(Beginning of Entries supplied)

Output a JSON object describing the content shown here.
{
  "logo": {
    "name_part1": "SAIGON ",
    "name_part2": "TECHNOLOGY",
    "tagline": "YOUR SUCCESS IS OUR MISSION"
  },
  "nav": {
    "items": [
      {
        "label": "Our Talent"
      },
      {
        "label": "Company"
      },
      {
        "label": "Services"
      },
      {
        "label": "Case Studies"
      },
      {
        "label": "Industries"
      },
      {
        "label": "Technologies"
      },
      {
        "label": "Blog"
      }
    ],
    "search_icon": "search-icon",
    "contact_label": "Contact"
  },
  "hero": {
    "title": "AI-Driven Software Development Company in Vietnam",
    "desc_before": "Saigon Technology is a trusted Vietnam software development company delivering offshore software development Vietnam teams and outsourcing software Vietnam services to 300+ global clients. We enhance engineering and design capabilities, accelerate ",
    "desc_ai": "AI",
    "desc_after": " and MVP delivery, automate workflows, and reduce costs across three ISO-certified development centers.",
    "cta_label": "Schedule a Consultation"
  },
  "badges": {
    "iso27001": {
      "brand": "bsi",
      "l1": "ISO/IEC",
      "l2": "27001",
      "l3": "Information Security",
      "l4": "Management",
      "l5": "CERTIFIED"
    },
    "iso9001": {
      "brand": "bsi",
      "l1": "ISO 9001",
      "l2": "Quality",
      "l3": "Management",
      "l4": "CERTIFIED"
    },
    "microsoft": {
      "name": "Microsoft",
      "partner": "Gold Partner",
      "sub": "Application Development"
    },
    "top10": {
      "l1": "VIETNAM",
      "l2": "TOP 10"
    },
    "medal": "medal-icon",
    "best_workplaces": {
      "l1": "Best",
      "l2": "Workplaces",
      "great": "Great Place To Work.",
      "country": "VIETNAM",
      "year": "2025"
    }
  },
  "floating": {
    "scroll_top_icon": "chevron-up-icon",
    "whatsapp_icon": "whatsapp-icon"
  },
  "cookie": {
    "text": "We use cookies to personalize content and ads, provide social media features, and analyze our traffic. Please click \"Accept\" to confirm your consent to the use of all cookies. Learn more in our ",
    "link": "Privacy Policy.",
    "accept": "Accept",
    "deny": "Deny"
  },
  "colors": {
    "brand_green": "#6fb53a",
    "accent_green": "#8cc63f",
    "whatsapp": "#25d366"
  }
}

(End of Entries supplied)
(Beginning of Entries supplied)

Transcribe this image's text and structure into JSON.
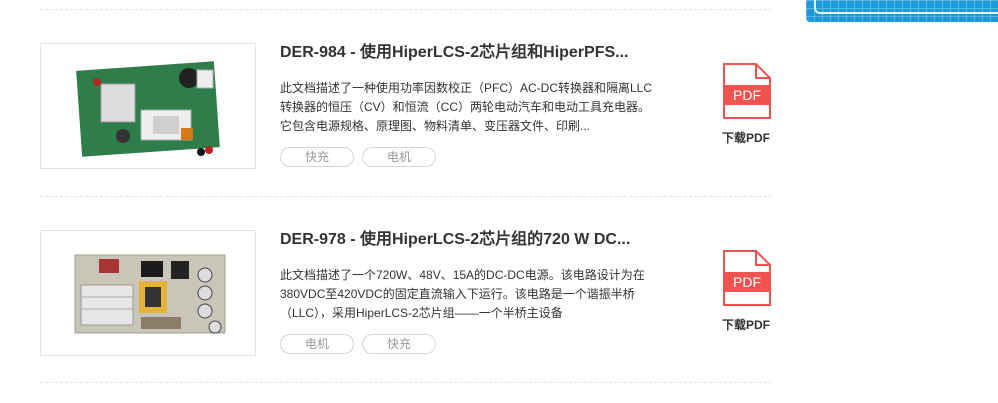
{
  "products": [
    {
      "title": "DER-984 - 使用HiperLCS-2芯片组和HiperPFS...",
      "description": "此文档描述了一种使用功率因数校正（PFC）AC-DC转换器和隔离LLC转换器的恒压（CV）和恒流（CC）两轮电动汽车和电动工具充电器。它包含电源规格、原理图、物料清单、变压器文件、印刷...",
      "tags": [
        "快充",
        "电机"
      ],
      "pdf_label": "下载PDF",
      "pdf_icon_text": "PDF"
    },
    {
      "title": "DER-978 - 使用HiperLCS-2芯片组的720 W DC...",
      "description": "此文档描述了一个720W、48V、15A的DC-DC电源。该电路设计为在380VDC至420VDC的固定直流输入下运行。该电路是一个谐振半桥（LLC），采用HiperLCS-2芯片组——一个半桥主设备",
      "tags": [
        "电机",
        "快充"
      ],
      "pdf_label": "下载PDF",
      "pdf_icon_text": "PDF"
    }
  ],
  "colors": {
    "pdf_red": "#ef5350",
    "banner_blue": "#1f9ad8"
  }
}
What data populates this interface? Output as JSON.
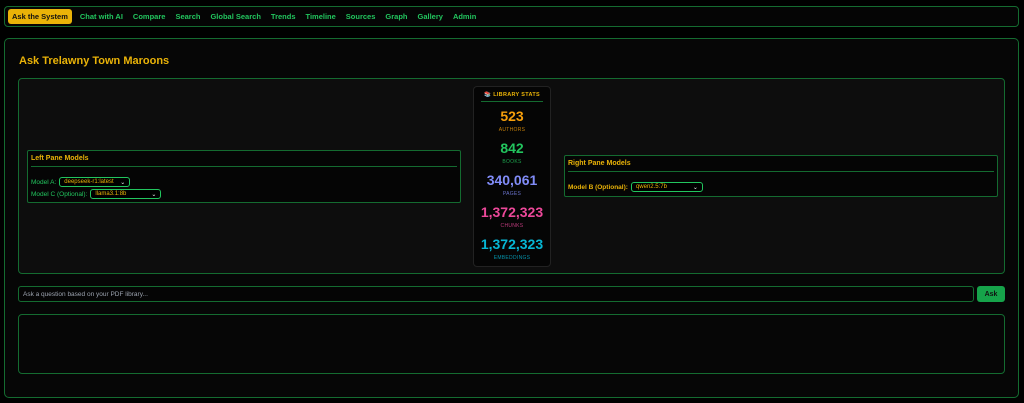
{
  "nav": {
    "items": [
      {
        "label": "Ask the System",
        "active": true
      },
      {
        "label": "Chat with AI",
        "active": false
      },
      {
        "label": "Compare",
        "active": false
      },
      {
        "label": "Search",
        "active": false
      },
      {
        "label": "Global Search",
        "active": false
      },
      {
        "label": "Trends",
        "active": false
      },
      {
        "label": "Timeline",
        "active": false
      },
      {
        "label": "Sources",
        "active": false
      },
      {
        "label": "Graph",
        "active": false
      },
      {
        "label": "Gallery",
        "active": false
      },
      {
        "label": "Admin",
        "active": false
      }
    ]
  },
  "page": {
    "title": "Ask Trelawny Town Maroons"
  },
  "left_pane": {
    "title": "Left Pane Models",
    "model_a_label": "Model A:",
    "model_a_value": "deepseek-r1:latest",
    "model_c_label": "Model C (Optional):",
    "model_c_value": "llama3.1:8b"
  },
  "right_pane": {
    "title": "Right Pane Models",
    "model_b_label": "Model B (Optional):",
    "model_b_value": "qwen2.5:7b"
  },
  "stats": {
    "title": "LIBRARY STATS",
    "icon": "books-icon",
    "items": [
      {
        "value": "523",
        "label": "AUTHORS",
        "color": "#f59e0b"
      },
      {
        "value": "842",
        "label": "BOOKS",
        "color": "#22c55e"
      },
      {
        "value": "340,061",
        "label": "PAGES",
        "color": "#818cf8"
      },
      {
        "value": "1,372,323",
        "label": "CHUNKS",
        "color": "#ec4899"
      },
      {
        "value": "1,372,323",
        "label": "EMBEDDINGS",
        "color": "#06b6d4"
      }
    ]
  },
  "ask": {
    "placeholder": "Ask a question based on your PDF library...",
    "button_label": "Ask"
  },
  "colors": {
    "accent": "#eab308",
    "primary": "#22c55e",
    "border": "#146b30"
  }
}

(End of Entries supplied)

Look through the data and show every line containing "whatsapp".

◆ **Written reply**:
    "whatsapp_icon": "whatsapp-icon"
    "whatsapp": "#25d366"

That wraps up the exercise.